Capt. Darby sailed from Holland to dispose of the above, but in his Voyage unfortunatly founder’d about fourteen days ago near the land’s end, whereby all was lost.

Extract of a Letter from a Gentleman at Bengal to his Friend in London.

THE many misfortunes that have happened of late to the trading people of this part, makes me conclude you will think I must be in some measure involved therein; but I assure you I have by caution, and not undertaking rash schemes to be rich on a sudden, preserv’d my capital with some gain upon it: I have had temptations and strong solicitations to be concern’d, when I should now have repented as they do; but am resolved to continue in my former course, and be content with small profit rather than risque my stock.

The Pelham and Grafton are now given over as lost; the Devonshire, after more than three months labour, is floated up here in order to be dock’d; what her damage is we shall see when she is here; tho’ there is no talk now of the goodness of her bargain, but on the contrary, that she has and will cost more than a new ship from the stocks. The Lyell, capt. Acton, that was ashore in the storm, and after fitted for a voyage to Bombay, was forced to unlade at Madras, and it is the general opinion that she will be rendered unfit for a voyage to Europe; so that it would have been much better for all persons concern’d in her that she had never been refitted.

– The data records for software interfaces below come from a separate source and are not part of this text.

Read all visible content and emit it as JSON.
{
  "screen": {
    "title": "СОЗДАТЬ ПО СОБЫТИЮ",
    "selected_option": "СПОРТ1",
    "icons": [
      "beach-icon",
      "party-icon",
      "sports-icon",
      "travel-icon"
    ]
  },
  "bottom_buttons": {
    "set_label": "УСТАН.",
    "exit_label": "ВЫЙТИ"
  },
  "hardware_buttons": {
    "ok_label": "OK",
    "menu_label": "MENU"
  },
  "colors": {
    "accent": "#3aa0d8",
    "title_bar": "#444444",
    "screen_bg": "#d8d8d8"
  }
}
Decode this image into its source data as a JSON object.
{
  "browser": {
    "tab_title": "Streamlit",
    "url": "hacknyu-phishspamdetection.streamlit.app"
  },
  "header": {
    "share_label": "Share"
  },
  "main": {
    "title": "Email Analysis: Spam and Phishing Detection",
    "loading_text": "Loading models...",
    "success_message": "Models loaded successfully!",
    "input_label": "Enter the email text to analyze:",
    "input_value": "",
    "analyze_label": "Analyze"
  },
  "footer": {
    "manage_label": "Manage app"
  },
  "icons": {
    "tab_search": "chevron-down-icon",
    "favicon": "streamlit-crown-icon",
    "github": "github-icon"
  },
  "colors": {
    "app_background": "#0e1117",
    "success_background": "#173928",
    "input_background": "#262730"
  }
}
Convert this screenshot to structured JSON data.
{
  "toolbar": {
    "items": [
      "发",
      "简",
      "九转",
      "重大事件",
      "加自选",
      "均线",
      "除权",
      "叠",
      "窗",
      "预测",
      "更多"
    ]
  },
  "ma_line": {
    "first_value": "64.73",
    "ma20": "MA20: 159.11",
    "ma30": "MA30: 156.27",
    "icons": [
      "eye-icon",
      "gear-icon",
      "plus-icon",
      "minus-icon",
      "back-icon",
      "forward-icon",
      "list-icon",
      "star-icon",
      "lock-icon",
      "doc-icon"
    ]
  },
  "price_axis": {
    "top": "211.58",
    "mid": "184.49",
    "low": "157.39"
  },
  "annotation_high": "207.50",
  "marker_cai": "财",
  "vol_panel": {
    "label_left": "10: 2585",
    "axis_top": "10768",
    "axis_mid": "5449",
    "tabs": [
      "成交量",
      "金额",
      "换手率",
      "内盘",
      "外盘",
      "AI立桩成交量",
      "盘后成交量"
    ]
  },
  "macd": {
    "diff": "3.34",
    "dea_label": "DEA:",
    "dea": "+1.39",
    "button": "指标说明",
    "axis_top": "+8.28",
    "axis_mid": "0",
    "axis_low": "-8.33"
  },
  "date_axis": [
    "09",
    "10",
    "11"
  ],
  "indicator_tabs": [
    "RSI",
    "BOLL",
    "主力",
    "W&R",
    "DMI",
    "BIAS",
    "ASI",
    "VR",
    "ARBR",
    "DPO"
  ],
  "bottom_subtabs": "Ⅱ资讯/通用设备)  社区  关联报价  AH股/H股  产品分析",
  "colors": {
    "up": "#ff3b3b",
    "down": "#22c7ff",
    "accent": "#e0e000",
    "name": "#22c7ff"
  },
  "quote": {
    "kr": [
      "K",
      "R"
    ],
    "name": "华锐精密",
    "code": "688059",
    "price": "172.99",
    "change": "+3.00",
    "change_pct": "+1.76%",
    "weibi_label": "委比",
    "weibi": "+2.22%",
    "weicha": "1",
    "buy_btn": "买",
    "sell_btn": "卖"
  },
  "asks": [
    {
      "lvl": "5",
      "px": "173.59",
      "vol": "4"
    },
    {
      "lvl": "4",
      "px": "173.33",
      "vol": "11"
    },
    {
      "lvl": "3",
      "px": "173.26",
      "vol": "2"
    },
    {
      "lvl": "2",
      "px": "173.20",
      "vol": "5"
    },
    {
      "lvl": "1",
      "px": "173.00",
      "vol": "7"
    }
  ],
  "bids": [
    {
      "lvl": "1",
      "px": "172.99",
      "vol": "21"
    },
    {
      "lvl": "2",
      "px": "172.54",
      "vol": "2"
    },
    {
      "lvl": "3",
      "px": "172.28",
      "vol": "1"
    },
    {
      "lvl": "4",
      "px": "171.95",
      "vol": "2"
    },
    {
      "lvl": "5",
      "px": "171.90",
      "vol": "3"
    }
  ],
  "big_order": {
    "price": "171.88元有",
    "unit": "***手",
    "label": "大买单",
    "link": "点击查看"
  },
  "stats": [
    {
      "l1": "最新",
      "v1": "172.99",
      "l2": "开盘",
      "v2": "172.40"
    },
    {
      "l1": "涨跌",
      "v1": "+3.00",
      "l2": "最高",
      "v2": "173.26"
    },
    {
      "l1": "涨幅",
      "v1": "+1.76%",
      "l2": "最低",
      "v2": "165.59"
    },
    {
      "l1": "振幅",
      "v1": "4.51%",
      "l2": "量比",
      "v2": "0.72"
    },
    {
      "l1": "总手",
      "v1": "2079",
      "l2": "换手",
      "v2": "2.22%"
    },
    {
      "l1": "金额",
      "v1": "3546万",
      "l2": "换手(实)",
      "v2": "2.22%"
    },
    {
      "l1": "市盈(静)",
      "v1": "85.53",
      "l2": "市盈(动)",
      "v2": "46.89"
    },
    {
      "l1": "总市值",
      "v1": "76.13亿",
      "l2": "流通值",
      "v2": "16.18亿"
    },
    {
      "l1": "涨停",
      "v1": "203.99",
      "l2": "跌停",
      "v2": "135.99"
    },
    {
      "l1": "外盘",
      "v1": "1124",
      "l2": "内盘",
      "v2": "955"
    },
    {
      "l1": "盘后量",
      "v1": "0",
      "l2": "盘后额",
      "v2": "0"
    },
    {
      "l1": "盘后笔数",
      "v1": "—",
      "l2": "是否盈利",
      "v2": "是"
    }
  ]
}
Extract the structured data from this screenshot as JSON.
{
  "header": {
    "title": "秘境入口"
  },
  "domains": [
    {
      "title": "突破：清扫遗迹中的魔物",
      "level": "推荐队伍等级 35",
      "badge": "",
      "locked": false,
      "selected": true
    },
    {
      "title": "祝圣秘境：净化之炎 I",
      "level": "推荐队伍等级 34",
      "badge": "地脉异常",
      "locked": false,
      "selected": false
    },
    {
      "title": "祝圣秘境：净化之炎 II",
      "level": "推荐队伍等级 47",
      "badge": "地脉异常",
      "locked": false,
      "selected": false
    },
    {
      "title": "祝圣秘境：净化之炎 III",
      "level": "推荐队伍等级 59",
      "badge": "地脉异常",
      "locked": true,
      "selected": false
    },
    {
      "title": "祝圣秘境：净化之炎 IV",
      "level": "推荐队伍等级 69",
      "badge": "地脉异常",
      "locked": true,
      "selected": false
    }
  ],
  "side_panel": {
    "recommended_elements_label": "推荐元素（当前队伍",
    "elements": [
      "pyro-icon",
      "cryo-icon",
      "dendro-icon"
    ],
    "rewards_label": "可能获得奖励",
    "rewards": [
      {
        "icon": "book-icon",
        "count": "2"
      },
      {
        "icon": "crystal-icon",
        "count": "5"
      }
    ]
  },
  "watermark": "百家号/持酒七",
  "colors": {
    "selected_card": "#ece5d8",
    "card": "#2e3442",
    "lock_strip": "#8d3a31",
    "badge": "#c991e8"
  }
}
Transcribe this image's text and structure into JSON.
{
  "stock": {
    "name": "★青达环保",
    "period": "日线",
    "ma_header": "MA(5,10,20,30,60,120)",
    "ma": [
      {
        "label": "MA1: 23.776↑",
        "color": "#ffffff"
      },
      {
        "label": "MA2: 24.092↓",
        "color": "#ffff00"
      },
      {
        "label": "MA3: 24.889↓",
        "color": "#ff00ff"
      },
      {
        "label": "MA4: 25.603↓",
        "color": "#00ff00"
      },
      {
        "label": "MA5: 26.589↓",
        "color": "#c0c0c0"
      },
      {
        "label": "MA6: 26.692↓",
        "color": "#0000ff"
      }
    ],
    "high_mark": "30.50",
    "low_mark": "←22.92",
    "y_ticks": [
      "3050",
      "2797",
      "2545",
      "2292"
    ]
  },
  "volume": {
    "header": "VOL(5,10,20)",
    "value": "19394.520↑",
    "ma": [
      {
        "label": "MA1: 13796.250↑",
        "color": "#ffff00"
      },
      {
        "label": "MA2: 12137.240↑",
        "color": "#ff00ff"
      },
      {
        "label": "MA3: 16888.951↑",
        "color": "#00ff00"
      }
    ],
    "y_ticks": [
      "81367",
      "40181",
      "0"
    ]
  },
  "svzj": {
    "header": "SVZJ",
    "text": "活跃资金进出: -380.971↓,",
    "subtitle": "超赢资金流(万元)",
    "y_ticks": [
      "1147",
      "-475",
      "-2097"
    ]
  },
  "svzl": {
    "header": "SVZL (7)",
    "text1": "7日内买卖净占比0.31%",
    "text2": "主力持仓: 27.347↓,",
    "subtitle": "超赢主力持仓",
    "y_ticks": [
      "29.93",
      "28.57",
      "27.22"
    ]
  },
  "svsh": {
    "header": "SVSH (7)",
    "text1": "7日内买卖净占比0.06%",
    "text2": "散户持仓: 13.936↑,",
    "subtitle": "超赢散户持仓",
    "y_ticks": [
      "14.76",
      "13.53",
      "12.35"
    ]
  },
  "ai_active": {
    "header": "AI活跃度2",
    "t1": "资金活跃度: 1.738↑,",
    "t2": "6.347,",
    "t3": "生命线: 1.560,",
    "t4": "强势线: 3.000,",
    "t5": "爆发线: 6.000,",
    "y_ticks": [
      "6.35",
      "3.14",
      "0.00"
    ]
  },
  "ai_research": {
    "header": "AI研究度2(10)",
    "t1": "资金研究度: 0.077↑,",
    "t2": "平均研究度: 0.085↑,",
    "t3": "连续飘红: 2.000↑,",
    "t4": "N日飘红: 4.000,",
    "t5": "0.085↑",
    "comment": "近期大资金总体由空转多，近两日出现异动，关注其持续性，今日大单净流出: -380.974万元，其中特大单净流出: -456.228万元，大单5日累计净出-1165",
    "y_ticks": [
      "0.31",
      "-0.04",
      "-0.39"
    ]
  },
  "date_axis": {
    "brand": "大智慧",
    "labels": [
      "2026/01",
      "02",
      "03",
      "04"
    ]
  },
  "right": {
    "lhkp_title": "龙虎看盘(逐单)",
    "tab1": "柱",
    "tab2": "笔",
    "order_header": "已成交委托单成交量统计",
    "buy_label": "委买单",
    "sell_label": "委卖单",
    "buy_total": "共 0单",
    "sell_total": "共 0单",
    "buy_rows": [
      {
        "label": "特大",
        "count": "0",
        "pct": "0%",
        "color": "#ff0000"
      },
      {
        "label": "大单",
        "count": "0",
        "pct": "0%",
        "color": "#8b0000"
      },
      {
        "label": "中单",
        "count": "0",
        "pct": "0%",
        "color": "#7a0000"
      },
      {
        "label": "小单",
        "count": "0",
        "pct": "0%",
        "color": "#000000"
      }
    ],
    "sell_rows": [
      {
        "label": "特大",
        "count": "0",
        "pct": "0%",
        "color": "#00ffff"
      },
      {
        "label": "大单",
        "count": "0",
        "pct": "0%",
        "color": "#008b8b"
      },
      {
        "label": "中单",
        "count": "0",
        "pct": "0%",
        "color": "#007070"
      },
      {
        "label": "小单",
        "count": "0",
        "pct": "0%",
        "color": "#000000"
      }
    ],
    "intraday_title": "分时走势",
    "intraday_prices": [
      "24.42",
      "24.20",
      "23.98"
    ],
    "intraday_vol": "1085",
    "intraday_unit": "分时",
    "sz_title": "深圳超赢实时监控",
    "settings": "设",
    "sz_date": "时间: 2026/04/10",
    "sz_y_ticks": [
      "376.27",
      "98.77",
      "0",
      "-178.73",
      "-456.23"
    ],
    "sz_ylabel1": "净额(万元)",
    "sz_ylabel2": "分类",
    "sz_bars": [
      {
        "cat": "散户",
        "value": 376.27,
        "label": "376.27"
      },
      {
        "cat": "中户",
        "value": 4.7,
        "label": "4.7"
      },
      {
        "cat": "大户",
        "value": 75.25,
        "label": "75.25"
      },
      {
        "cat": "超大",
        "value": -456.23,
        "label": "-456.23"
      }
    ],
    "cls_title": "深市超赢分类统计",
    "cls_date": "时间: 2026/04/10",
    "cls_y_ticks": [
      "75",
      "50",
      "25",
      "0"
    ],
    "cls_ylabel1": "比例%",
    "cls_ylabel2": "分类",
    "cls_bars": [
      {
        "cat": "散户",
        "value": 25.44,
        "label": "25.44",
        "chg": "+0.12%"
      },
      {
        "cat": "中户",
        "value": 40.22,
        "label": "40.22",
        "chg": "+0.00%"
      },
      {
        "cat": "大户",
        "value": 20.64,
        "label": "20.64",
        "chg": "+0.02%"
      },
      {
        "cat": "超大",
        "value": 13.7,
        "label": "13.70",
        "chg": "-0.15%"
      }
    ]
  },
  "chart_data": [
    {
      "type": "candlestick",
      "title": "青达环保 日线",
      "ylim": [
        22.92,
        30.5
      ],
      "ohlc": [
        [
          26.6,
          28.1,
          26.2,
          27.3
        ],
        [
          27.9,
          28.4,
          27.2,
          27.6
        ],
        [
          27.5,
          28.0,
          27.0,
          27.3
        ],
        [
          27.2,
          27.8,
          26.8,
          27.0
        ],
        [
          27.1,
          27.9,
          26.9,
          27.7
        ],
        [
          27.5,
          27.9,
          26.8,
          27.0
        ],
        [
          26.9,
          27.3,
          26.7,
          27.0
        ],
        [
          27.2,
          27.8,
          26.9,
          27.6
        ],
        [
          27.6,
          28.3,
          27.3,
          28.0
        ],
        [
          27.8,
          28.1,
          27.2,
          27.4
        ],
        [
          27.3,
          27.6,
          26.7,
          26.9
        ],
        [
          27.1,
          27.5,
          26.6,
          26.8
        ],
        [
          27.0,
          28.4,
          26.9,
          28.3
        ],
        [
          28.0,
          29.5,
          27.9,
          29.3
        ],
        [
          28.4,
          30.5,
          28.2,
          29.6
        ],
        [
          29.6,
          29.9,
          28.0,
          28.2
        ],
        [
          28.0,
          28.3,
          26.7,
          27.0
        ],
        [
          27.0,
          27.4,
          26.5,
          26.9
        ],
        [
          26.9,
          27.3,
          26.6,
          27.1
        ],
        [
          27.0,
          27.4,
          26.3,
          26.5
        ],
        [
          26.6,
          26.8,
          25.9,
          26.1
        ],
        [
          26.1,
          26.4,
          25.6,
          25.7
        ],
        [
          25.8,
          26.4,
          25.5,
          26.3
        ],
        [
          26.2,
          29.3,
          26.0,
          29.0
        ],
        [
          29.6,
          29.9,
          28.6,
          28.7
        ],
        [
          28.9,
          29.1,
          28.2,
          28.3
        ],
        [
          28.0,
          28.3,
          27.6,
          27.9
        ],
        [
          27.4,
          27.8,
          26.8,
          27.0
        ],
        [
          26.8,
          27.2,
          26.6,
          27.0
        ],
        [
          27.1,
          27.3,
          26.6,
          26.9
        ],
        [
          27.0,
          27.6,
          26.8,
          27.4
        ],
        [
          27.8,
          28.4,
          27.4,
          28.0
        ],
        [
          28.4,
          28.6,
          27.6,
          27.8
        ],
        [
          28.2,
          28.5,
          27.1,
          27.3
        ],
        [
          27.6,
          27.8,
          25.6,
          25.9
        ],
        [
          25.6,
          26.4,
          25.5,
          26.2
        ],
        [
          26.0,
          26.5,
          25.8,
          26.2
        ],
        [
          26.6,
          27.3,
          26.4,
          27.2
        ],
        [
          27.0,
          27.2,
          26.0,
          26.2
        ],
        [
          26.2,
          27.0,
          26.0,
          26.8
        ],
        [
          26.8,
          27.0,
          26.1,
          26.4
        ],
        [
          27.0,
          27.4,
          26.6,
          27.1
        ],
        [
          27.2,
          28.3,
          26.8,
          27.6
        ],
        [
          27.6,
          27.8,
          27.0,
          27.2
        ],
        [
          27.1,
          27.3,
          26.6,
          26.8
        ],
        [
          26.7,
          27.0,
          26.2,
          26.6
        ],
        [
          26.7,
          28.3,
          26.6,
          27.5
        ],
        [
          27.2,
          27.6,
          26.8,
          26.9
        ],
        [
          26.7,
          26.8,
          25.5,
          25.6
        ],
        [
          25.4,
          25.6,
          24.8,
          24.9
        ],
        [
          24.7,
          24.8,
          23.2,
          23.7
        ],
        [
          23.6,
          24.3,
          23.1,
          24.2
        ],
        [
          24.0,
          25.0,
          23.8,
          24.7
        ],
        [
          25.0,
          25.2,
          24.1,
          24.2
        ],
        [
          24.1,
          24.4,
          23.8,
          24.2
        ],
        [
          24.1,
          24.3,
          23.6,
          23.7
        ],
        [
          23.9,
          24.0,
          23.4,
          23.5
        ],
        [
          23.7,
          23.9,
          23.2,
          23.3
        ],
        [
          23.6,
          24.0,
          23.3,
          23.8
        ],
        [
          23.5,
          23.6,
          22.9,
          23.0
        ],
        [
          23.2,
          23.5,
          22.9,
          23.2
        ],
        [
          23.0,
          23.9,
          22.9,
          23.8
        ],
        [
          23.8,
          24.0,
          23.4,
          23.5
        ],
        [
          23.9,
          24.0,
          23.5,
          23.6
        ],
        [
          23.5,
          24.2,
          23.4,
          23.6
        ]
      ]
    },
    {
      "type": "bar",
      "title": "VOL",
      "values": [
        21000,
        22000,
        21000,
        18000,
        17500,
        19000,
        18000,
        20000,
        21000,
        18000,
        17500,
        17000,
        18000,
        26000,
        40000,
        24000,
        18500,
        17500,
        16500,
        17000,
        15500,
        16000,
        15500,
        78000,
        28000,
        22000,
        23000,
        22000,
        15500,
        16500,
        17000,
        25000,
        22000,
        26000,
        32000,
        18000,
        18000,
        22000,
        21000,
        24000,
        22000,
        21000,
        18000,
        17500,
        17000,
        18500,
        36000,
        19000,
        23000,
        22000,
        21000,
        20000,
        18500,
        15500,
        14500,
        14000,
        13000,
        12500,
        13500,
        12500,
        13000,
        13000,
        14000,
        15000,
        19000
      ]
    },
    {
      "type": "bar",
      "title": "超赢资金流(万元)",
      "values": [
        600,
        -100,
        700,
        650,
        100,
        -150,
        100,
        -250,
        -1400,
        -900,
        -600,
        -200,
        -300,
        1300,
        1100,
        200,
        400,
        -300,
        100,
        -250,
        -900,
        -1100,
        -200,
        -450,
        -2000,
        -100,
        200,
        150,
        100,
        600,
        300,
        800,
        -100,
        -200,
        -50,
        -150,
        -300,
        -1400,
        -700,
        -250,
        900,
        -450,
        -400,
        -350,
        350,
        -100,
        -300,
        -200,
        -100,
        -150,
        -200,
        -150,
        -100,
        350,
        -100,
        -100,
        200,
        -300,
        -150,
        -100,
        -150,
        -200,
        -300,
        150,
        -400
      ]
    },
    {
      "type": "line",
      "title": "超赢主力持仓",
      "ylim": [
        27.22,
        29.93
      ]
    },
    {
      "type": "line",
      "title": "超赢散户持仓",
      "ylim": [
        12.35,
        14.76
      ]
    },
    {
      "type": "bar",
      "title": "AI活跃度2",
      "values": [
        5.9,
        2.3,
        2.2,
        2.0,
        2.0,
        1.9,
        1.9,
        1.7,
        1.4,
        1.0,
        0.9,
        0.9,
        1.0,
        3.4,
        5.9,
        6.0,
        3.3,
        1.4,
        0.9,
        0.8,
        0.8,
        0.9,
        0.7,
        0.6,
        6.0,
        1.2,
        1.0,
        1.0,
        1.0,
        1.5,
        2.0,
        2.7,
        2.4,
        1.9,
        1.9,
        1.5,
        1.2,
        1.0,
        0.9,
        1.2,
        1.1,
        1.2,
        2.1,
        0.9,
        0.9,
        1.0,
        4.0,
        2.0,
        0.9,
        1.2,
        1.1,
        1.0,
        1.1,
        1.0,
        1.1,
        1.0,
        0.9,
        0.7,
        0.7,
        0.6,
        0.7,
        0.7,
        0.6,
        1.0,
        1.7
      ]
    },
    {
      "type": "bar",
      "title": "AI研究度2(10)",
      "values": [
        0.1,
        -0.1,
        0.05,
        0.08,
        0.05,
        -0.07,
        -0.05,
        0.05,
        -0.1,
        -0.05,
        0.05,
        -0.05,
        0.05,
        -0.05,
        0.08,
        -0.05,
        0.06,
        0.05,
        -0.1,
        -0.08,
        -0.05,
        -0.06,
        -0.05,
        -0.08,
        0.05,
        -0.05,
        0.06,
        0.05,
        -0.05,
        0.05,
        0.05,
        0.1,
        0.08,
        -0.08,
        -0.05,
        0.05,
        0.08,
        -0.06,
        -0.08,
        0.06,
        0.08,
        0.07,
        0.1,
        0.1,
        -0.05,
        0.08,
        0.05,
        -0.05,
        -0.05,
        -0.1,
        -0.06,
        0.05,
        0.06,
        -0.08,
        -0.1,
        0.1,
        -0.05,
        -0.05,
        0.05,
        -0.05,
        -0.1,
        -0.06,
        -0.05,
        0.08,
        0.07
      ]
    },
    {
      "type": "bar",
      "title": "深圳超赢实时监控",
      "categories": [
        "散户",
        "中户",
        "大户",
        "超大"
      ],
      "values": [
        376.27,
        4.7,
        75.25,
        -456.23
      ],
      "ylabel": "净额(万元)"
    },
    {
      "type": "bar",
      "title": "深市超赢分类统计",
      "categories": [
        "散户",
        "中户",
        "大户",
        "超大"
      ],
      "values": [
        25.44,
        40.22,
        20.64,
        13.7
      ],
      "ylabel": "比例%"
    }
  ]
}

THIS is to give Notice, that the famous Bay pyed ARABIAN, brought to England by the Spanish Ambassador, and brought from thence by the Earl of Anglesea, is now at Dunluce, to be let out to Mares this Season, by Mr. Stephen Pope, at five British Shillings Leap and Trials.